◆ Problem details ◆
Retype every record that appears below, unchanged.

[Page and application data records]
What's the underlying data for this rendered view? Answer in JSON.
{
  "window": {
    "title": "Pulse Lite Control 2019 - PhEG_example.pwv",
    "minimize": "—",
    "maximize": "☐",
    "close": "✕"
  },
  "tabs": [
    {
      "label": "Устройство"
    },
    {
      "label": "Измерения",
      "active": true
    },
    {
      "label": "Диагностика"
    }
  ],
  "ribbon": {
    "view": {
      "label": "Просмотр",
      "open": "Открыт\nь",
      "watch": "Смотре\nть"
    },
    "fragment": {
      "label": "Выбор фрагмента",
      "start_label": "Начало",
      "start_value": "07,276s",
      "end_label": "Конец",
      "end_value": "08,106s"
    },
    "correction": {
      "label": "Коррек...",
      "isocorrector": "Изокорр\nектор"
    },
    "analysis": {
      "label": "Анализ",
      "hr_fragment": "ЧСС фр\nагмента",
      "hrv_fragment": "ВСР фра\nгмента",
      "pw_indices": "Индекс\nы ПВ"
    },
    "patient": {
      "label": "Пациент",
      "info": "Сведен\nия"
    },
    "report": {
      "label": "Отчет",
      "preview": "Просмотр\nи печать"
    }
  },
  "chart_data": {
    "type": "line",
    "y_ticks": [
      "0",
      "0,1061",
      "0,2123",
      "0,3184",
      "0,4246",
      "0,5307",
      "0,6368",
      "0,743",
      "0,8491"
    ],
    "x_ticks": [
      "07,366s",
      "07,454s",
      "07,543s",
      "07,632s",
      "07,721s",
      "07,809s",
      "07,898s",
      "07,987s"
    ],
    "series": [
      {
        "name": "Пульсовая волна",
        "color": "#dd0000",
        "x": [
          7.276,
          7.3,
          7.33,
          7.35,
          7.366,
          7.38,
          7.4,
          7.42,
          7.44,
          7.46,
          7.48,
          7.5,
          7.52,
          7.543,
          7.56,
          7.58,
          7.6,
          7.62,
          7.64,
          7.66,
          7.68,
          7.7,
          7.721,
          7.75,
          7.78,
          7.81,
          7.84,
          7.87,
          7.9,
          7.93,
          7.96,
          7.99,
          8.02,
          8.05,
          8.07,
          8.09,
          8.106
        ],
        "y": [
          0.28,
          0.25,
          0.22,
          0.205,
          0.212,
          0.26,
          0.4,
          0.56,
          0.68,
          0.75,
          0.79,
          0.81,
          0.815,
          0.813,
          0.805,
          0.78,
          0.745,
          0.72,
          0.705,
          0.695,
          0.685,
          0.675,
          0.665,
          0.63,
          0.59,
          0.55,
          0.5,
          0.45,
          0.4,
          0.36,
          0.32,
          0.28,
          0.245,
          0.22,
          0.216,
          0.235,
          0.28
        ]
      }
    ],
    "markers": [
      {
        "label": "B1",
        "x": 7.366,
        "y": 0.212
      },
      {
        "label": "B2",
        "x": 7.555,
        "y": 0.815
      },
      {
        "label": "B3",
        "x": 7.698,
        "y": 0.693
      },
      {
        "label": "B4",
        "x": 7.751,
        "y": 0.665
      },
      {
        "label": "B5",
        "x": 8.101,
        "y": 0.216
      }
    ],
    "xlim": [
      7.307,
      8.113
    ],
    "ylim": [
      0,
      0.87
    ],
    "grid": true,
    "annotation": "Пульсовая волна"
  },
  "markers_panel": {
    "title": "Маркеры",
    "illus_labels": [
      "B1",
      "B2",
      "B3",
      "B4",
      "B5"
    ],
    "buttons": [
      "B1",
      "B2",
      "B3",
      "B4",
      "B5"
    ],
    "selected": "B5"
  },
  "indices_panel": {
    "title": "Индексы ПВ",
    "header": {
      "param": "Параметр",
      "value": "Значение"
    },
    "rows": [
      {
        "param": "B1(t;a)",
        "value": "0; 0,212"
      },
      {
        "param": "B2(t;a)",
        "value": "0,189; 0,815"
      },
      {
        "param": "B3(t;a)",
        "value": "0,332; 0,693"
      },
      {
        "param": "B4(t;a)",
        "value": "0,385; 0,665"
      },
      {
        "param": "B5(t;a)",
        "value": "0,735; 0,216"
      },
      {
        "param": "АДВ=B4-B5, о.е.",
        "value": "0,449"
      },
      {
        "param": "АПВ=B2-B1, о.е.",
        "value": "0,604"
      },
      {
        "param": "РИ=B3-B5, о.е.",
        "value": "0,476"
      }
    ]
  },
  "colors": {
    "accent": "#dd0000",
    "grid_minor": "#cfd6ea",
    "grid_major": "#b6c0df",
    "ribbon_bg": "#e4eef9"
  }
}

◆ Output of the exercise ◆
What's the underlying data for this rendered view? Answer in JSON.
{
  "window": {
    "title": "Pulse Lite Control 2019 - PhEG_example.pwv",
    "minimize": "—",
    "maximize": "☐",
    "close": "✕"
  },
  "tabs": [
    {
      "label": "Устройство"
    },
    {
      "label": "Измерения",
      "active": true
    },
    {
      "label": "Диагностика"
    }
  ],
  "ribbon": {
    "view": {
      "label": "Просмотр",
      "open": "Открыт\nь",
      "watch": "Смотре\nть"
    },
    "fragment": {
      "label": "Выбор фрагмента",
      "start_label": "Начало",
      "start_value": "07,276s",
      "end_label": "Конец",
      "end_value": "08,106s"
    },
    "correction": {
      "label": "Коррек...",
      "isocorrector": "Изокорр\nектор"
    },
    "analysis": {
      "label": "Анализ",
      "hr_fragment": "ЧСС фр\nагмента",
      "hrv_fragment": "ВСР фра\nгмента",
      "pw_indices": "Индекс\nы ПВ"
    },
    "patient": {
      "label": "Пациент",
      "info": "Сведен\nия"
    },
    "report": {
      "label": "Отчет",
      "preview": "Просмотр\nи печать"
    }
  },
  "chart_data": {
    "type": "line",
    "y_ticks": [
      "0",
      "0,1061",
      "0,2123",
      "0,3184",
      "0,4246",
      "0,5307",
      "0,6368",
      "0,743",
      "0,8491"
    ],
    "x_ticks": [
      "07,366s",
      "07,454s",
      "07,543s",
      "07,632s",
      "07,721s",
      "07,809s",
      "07,898s",
      "07,987s"
    ],
    "series": [
      {
        "name": "Пульсовая волна",
        "color": "#dd0000",
        "x": [
          7.276,
          7.3,
          7.33,
          7.35,
          7.366,
          7.38,
          7.4,
          7.42,
          7.44,
          7.46,
          7.48,
          7.5,
          7.52,
          7.543,
          7.56,
          7.58,
          7.6,
          7.62,
          7.64,
          7.66,
          7.68,
          7.7,
          7.721,
          7.75,
          7.78,
          7.81,
          7.84,
          7.87,
          7.9,
          7.93,
          7.96,
          7.99,
          8.02,
          8.05,
          8.07,
          8.09,
          8.106
        ],
        "y": [
          0.28,
          0.25,
          0.22,
          0.205,
          0.212,
          0.26,
          0.4,
          0.56,
          0.68,
          0.75,
          0.79,
          0.81,
          0.815,
          0.813,
          0.805,
          0.78,
          0.745,
          0.72,
          0.705,
          0.695,
          0.685,
          0.675,
          0.665,
          0.63,
          0.59,
          0.55,
          0.5,
          0.45,
          0.4,
          0.36,
          0.32,
          0.28,
          0.245,
          0.22,
          0.216,
          0.235,
          0.28
        ]
      }
    ],
    "markers": [
      {
        "label": "B1",
        "x": 7.366,
        "y": 0.212
      },
      {
        "label": "B2",
        "x": 7.555,
        "y": 0.815
      },
      {
        "label": "B3",
        "x": 7.698,
        "y": 0.693
      },
      {
        "label": "B4",
        "x": 7.751,
        "y": 0.665
      },
      {
        "label": "B5",
        "x": 8.101,
        "y": 0.216
      }
    ],
    "xlim": [
      7.307,
      8.113
    ],
    "ylim": [
      0,
      0.87
    ],
    "grid": true,
    "annotation": "Пульсовая волна"
  },
  "markers_panel": {
    "title": "Маркеры",
    "illus_labels": [
      "B1",
      "B2",
      "B3",
      "B4",
      "B5"
    ],
    "buttons": [
      "B1",
      "B2",
      "B3",
      "B4",
      "B5"
    ],
    "selected": "B5"
  },
  "indices_panel": {
    "title": "Индексы ПВ",
    "header": {
      "param": "Параметр",
      "value": "Значение"
    },
    "rows": [
      {
        "param": "B1(t;a)",
        "value": "0; 0,212"
      },
      {
        "param": "B2(t;a)",
        "value": "0,189; 0,815"
      },
      {
        "param": "B3(t;a)",
        "value": "0,332; 0,693"
      },
      {
        "param": "B4(t;a)",
        "value": "0,385; 0,665"
      },
      {
        "param": "B5(t;a)",
        "value": "0,735; 0,216"
      },
      {
        "param": "АДВ=B4-B5, о.е.",
        "value": "0,449"
      },
      {
        "param": "АПВ=B2-B1, о.е.",
        "value": "0,604"
      },
      {
        "param": "РИ=B3-B5, о.е.",
        "value": "0,476"
      }
    ]
  },
  "colors": {
    "accent": "#dd0000",
    "grid_minor": "#cfd6ea",
    "grid_major": "#b6c0df",
    "ribbon_bg": "#e4eef9"
  }
}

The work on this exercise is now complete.